Problem description:
Say how many lines below contain the word "gitee". The number is the entire reply.

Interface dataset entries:
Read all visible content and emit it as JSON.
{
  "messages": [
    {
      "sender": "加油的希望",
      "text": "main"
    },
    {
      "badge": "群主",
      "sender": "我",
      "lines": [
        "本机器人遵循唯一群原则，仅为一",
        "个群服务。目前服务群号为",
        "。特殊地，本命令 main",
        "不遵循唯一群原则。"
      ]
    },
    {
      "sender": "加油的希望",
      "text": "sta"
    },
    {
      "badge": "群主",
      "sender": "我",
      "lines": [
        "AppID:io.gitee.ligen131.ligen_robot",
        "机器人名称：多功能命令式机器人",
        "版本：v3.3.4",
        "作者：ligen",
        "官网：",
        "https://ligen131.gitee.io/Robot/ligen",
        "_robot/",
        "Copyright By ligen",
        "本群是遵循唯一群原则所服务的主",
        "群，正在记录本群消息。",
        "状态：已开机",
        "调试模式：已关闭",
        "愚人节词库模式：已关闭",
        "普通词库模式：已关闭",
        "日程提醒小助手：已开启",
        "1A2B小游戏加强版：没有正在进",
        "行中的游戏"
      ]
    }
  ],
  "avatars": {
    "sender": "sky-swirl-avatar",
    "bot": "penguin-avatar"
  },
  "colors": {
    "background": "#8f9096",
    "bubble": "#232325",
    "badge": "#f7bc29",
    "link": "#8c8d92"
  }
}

Task answer:
2